High enrichment of eroded material in terms of fine particles and nutrients content is a result of the selective character of the erosion processes. The consequences are both on-site and off site and the concentration of fine particles and organic matter of eroded materials in w ater bodies leads to considerable pollution loads. The correlation between soil and nutrient exports agricultural land and suspended solid and nutrient loads in rivers of Bukoora sub-catchment in the Lake Victoria basin was determined. Soil and nutrient losses were measured from instrumented runoff plots. Thirteen instrumented runoff plots were established on banana, coffee, rangelands and annual crops. The distribution of different land-use types was mapped using 1: 120000 map and field transects. The coverage of the different land-use types was 10.5% (annuals); 17.1% (banana); 7.6% (coffee); 16%(banana-coffee); 11.8% (banana-annuals); 24%(rangelands), 1.9% (fallow); 3.2% (coffee-annuals); 7.5% (forest); and 0.4 % (bare land). Seasonal sediment, total available P, and total nitrogen export from agricultural land showed a very strong to moderate linear relationship with the corresponding parameter load at three hydrological stations. A similar pattern was observed between sediment export and total P and total N load. Generally, loadings from all the two micro-catchments were not highly correlated to the corresponding export parameters and sediment export from agricultural land compared to loads within the two micro-catchments. The pattern of correlation coefficient indicate that a lumped seasonal precipitation is not enough to model the export of sediment and associated loads in the two micro-catchments.
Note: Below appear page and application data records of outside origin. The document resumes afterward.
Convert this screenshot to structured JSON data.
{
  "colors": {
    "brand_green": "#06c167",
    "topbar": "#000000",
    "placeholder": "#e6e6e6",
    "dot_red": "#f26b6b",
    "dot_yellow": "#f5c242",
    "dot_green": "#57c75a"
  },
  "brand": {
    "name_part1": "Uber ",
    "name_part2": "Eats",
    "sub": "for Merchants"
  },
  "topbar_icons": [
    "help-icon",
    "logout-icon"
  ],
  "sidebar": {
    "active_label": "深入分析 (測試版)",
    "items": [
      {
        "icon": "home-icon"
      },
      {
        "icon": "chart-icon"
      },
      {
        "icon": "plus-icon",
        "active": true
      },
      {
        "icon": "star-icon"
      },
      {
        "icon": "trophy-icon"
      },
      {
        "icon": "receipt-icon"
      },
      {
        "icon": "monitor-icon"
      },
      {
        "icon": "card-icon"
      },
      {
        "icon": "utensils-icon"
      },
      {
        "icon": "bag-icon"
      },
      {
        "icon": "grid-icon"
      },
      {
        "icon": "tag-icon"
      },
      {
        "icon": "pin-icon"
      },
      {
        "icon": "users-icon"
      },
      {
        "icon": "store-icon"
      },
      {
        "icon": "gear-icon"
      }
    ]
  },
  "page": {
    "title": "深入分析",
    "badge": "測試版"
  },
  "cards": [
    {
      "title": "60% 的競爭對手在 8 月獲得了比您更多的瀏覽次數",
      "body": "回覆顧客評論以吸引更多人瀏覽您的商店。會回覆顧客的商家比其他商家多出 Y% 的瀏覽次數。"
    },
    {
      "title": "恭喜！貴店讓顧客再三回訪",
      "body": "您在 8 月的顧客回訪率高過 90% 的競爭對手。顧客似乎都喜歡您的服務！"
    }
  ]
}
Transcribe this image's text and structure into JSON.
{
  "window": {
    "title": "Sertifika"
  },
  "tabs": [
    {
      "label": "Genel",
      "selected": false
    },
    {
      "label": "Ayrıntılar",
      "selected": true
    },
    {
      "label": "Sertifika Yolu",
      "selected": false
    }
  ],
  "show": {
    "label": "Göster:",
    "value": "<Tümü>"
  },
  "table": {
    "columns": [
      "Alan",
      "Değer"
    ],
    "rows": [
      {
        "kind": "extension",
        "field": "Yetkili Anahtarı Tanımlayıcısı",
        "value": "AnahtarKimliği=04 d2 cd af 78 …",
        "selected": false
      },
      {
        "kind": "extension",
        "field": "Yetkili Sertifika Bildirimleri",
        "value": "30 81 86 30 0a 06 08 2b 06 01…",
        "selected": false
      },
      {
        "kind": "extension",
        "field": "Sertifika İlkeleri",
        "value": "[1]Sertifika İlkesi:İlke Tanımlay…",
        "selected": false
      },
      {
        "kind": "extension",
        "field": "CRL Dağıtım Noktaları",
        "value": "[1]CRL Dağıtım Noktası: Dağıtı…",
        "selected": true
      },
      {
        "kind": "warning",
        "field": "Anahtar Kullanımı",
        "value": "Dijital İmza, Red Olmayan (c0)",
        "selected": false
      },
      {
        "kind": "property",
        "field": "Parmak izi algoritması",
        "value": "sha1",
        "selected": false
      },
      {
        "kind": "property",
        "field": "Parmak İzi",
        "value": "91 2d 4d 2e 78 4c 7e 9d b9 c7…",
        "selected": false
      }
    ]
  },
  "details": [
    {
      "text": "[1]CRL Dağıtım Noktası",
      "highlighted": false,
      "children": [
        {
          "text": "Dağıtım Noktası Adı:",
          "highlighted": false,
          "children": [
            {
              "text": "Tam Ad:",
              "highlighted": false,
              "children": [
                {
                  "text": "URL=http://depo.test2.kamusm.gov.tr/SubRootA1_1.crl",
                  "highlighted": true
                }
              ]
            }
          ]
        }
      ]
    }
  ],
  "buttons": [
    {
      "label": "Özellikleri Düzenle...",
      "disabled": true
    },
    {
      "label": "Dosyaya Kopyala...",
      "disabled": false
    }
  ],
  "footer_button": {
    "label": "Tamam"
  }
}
Excessive nutrient losses by water erosion is a major soil degradation driving force leading to decreased production per unit area and hence increasing poverty.